Restate each line below word for word, skipping every picture.

___

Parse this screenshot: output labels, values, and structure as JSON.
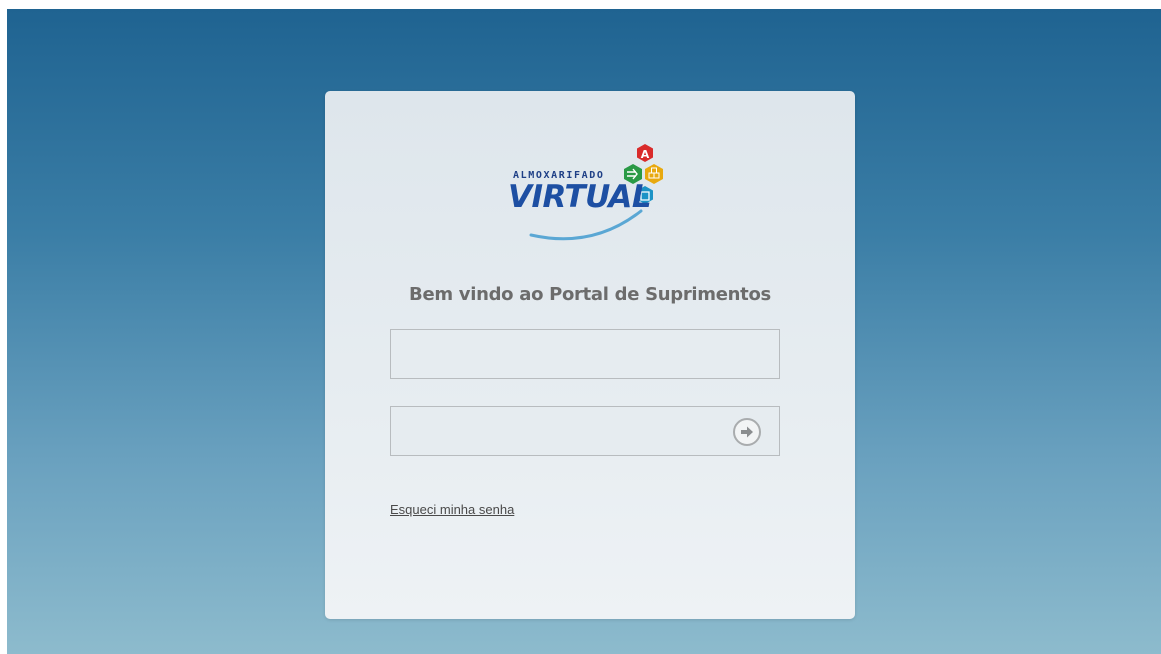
{
  "logo": {
    "small_text": "ALMOXARIFADO",
    "big_text": "VIRTUAL",
    "colors": {
      "navy": "#1e3f86",
      "blue": "#1d4fa3",
      "red": "#d92b2b",
      "green": "#2a9a46",
      "yellow": "#e8a90f",
      "cyan": "#1c93c6"
    }
  },
  "login": {
    "welcome_title": "Bem vindo ao Portal de Suprimentos",
    "username": {
      "value": "",
      "placeholder": ""
    },
    "password": {
      "value": "",
      "placeholder": ""
    },
    "submit_icon": "arrow-right-circle-icon",
    "forgot_password_label": "Esqueci minha senha"
  },
  "colors": {
    "background_top": "#1f6391",
    "background_bottom": "#8dbbcd",
    "card": "#e6ecf0",
    "title_text": "#6c6c6c"
  }
}
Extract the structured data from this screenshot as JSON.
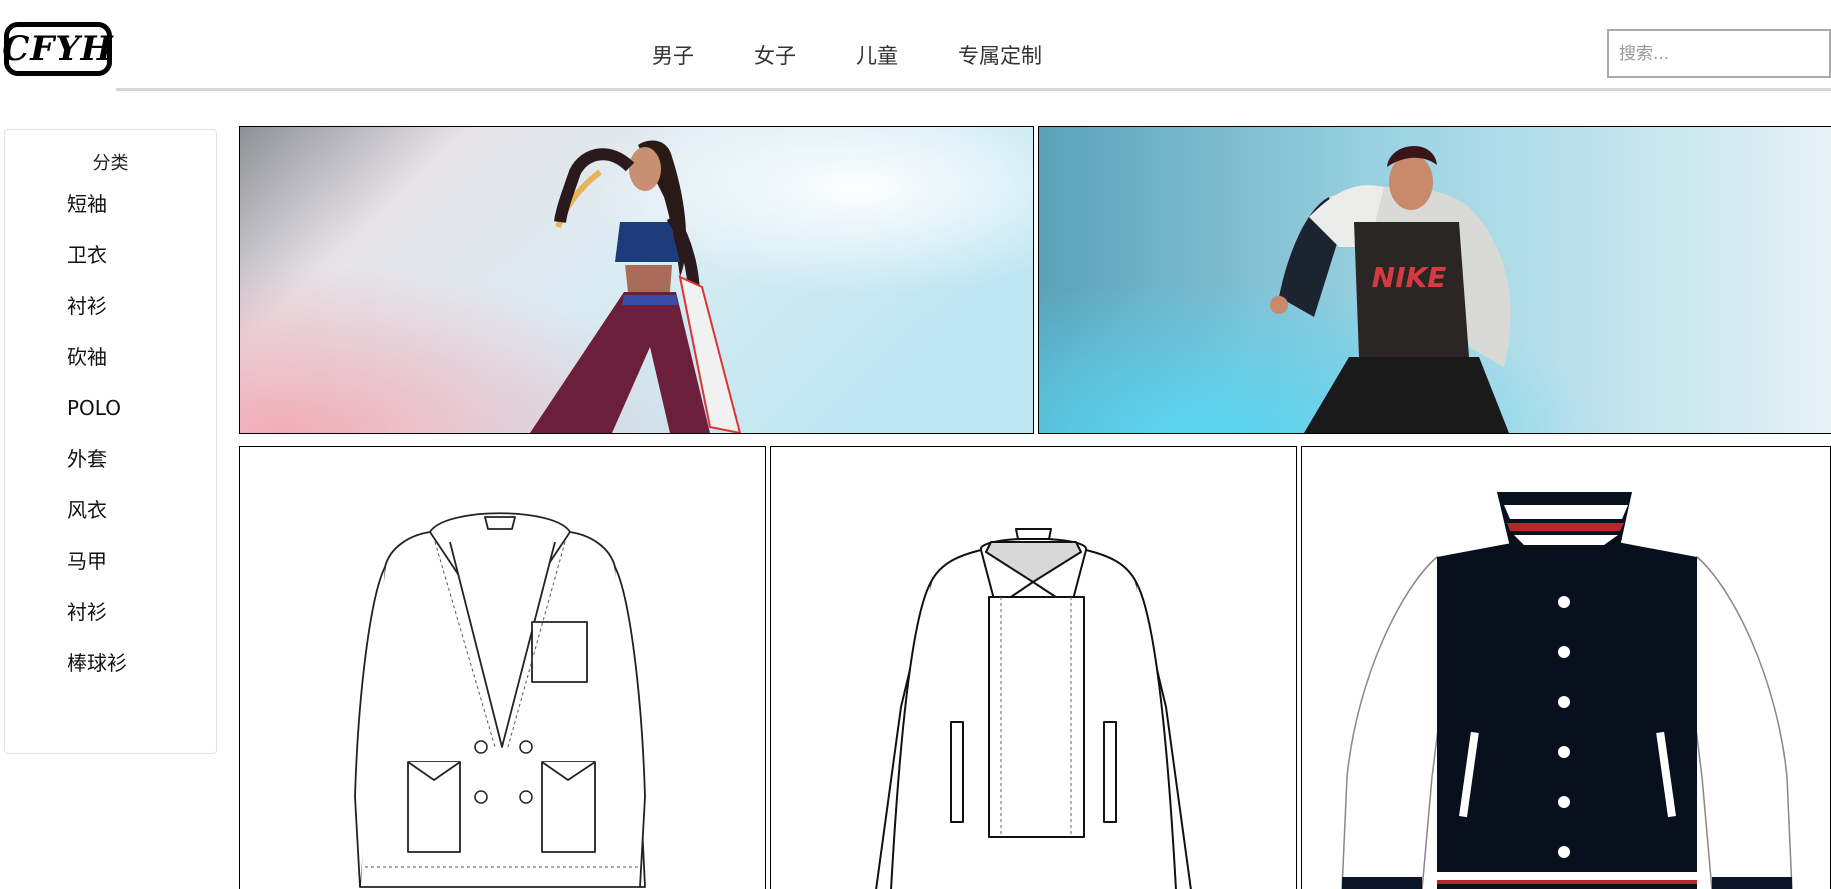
{
  "logo": {
    "text": "CFYH"
  },
  "nav": {
    "items": [
      "男子",
      "女子",
      "儿童",
      "专属定制"
    ]
  },
  "search": {
    "placeholder": "搜索..."
  },
  "sidebar": {
    "title": "分类",
    "items": [
      "短袖",
      "卫衣",
      "衬衫",
      "砍袖",
      "POLO",
      "外套",
      "风衣",
      "马甲",
      "衬衫",
      "棒球衫"
    ]
  },
  "banners": [
    {
      "logo_text": ""
    },
    {
      "logo_text": "NIKE"
    }
  ],
  "colors": {
    "nav_text": "#333333",
    "rule": "#d6d6d6",
    "jacket_navy": "#07101c",
    "stripe_red": "#b8272c"
  }
}
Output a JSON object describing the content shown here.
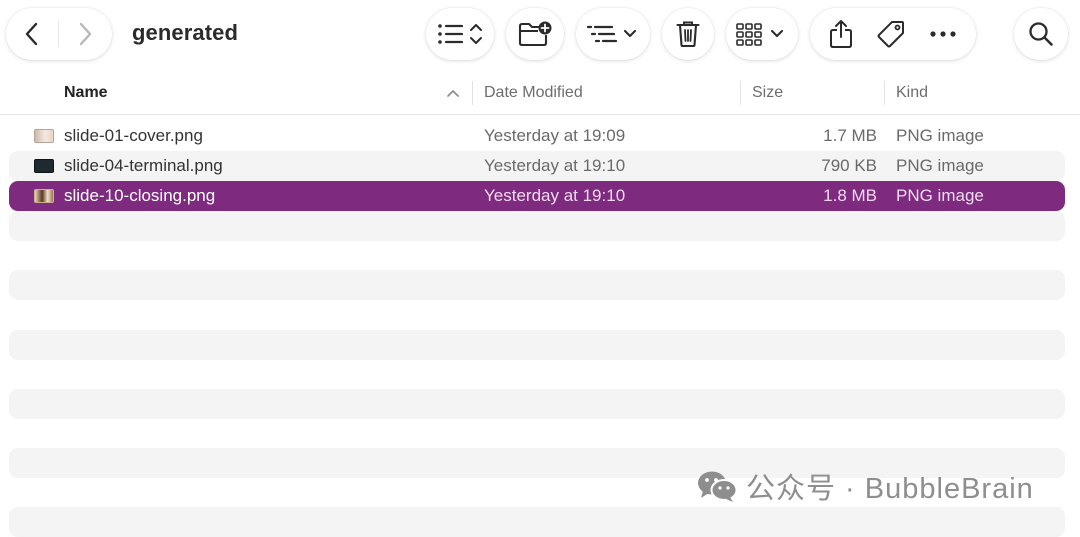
{
  "window": {
    "folder_title": "generated"
  },
  "toolbar": {
    "back_icon": "chevron-left-icon",
    "forward_icon": "chevron-right-icon",
    "view_icon": "list-view-icon",
    "new_folder_icon": "folder-plus-icon",
    "group_icon": "group-by-icon",
    "trash_icon": "trash-icon",
    "gallery_icon": "icon-grid-icon",
    "share_icon": "share-icon",
    "tag_icon": "tag-icon",
    "more_icon": "ellipsis-icon",
    "search_icon": "search-icon"
  },
  "columns": {
    "name": "Name",
    "date": "Date Modified",
    "size": "Size",
    "kind": "Kind",
    "sort": "ascending"
  },
  "files": [
    {
      "name": "slide-01-cover.png",
      "date": "Yesterday at 19:09",
      "size": "1.7 MB",
      "kind": "PNG image"
    },
    {
      "name": "slide-04-terminal.png",
      "date": "Yesterday at 19:10",
      "size": "790 KB",
      "kind": "PNG image"
    },
    {
      "name": "slide-10-closing.png",
      "date": "Yesterday at 19:10",
      "size": "1.8 MB",
      "kind": "PNG image"
    }
  ],
  "selected_file": "slide-10-closing.png",
  "colors": {
    "selection": "#7d2a7f",
    "alt_row": "#f4f4f4"
  },
  "watermark": {
    "icon": "wechat-icon",
    "text": "公众号 · BubbleBrain"
  }
}
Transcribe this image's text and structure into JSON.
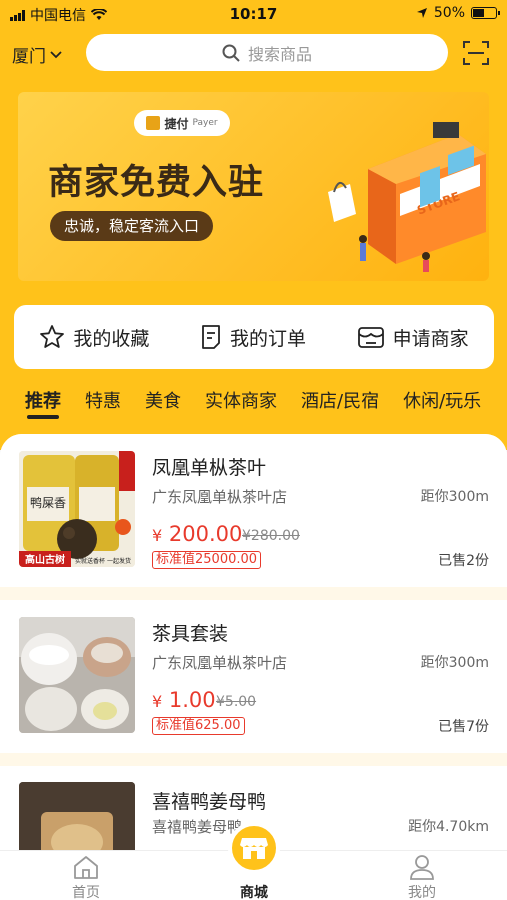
{
  "status_bar": {
    "carrier": "中国电信",
    "time": "10:17",
    "battery": "50%"
  },
  "header": {
    "city": "厦门",
    "search_placeholder": "搜索商品"
  },
  "banner": {
    "logo_text": "捷付",
    "logo_sub": "Payer",
    "title": "商家免费入驻",
    "subtitle": "忠诚，稳定客流入口",
    "store_sign": "STORE"
  },
  "quick_actions": [
    {
      "label": "我的收藏",
      "icon": "star-icon"
    },
    {
      "label": "我的订单",
      "icon": "order-icon"
    },
    {
      "label": "申请商家",
      "icon": "store-icon"
    }
  ],
  "tabs": [
    "推荐",
    "特惠",
    "美食",
    "实体商家",
    "酒店/民宿",
    "休闲/玩乐"
  ],
  "active_tab": 0,
  "products": [
    {
      "name": "凤凰单枞茶叶",
      "shop": "广东凤凰单枞茶叶店",
      "distance": "距你300m",
      "currency": "¥",
      "price": "200.00",
      "old_price": "¥280.00",
      "standard": "标准值25000.00",
      "sold": "已售2份",
      "thumb_caption": "高山古树",
      "thumb_caption2": "实就送香杯 一起发货",
      "thumb_label": "鸭屎香"
    },
    {
      "name": "茶具套装",
      "shop": "广东凤凰单枞茶叶店",
      "distance": "距你300m",
      "currency": "¥",
      "price": "1.00",
      "old_price": "¥5.00",
      "standard": "标准值625.00",
      "sold": "已售7份"
    },
    {
      "name": "喜禧鸭姜母鸭",
      "shop": "喜禧鸭姜母鸭",
      "distance": "距你4.70km"
    }
  ],
  "bottom_nav": [
    {
      "label": "首页",
      "icon": "home-icon"
    },
    {
      "label": "商城",
      "icon": "mall-icon"
    },
    {
      "label": "我的",
      "icon": "user-icon"
    }
  ],
  "colors": {
    "brand_yellow": "#ffc21a",
    "price_red": "#e83a2c"
  }
}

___

Reply —
Parse this screenshot: output labels, values, and structure as JSON.
{
  "logo": {
    "small_text": "ALMOXARIFADO",
    "big_text": "VIRTUAL",
    "colors": {
      "navy": "#1e3f86",
      "blue": "#1d4fa3",
      "red": "#d92b2b",
      "green": "#2a9a46",
      "yellow": "#e8a90f",
      "cyan": "#1c93c6"
    }
  },
  "login": {
    "welcome_title": "Bem vindo ao Portal de Suprimentos",
    "username": {
      "value": "",
      "placeholder": ""
    },
    "password": {
      "value": "",
      "placeholder": ""
    },
    "submit_icon": "arrow-right-circle-icon",
    "forgot_password_label": "Esqueci minha senha"
  },
  "colors": {
    "background_top": "#1f6391",
    "background_bottom": "#8dbbcd",
    "card": "#e6ecf0",
    "title_text": "#6c6c6c"
  }
}
Extract the structured data from this screenshot as JSON.
{
  "logo": {
    "text": "CFYH"
  },
  "nav": {
    "items": [
      "男子",
      "女子",
      "儿童",
      "专属定制"
    ]
  },
  "search": {
    "placeholder": "搜索..."
  },
  "sidebar": {
    "title": "分类",
    "items": [
      "短袖",
      "卫衣",
      "衬衫",
      "砍袖",
      "POLO",
      "外套",
      "风衣",
      "马甲",
      "衬衫",
      "棒球衫"
    ]
  },
  "banners": [
    {
      "logo_text": ""
    },
    {
      "logo_text": "NIKE"
    }
  ],
  "colors": {
    "nav_text": "#333333",
    "rule": "#d6d6d6",
    "jacket_navy": "#07101c",
    "stripe_red": "#b8272c"
  }
}
Output a JSON object describing the content shown here.
{
  "window": {
    "folder_title": "generated"
  },
  "toolbar": {
    "back_icon": "chevron-left-icon",
    "forward_icon": "chevron-right-icon",
    "view_icon": "list-view-icon",
    "new_folder_icon": "folder-plus-icon",
    "group_icon": "group-by-icon",
    "trash_icon": "trash-icon",
    "gallery_icon": "icon-grid-icon",
    "share_icon": "share-icon",
    "tag_icon": "tag-icon",
    "more_icon": "ellipsis-icon",
    "search_icon": "search-icon"
  },
  "columns": {
    "name": "Name",
    "date": "Date Modified",
    "size": "Size",
    "kind": "Kind",
    "sort": "ascending"
  },
  "files": [
    {
      "name": "slide-01-cover.png",
      "date": "Yesterday at 19:09",
      "size": "1.7 MB",
      "kind": "PNG image"
    },
    {
      "name": "slide-04-terminal.png",
      "date": "Yesterday at 19:10",
      "size": "790 KB",
      "kind": "PNG image"
    },
    {
      "name": "slide-10-closing.png",
      "date": "Yesterday at 19:10",
      "size": "1.8 MB",
      "kind": "PNG image"
    }
  ],
  "selected_file": "slide-10-closing.png",
  "colors": {
    "selection": "#7d2a7f",
    "alt_row": "#f4f4f4"
  },
  "watermark": {
    "icon": "wechat-icon",
    "text": "公众号 · BubbleBrain"
  }
}
Transcribe this image's text and structure into JSON.
{
  "status_bar": {
    "carrier": "中国电信",
    "time": "10:17",
    "battery": "50%"
  },
  "header": {
    "city": "厦门",
    "search_placeholder": "搜索商品"
  },
  "banner": {
    "logo_text": "捷付",
    "logo_sub": "Payer",
    "title": "商家免费入驻",
    "subtitle": "忠诚，稳定客流入口",
    "store_sign": "STORE"
  },
  "quick_actions": [
    {
      "label": "我的收藏",
      "icon": "star-icon"
    },
    {
      "label": "我的订单",
      "icon": "order-icon"
    },
    {
      "label": "申请商家",
      "icon": "store-icon"
    }
  ],
  "tabs": [
    "推荐",
    "特惠",
    "美食",
    "实体商家",
    "酒店/民宿",
    "休闲/玩乐"
  ],
  "active_tab": 0,
  "products": [
    {
      "name": "凤凰单枞茶叶",
      "shop": "广东凤凰单枞茶叶店",
      "distance": "距你300m",
      "currency": "¥",
      "price": "200.00",
      "old_price": "¥280.00",
      "standard": "标准值25000.00",
      "sold": "已售2份",
      "thumb_caption": "高山古树",
      "thumb_caption2": "实就送香杯 一起发货",
      "thumb_label": "鸭屎香"
    },
    {
      "name": "茶具套装",
      "shop": "广东凤凰单枞茶叶店",
      "distance": "距你300m",
      "currency": "¥",
      "price": "1.00",
      "old_price": "¥5.00",
      "standard": "标准值625.00",
      "sold": "已售7份"
    },
    {
      "name": "喜禧鸭姜母鸭",
      "shop": "喜禧鸭姜母鸭",
      "distance": "距你4.70km"
    }
  ],
  "bottom_nav": [
    {
      "label": "首页",
      "icon": "home-icon"
    },
    {
      "label": "商城",
      "icon": "mall-icon"
    },
    {
      "label": "我的",
      "icon": "user-icon"
    }
  ],
  "colors": {
    "brand_yellow": "#ffc21a",
    "price_red": "#e83a2c"
  }
}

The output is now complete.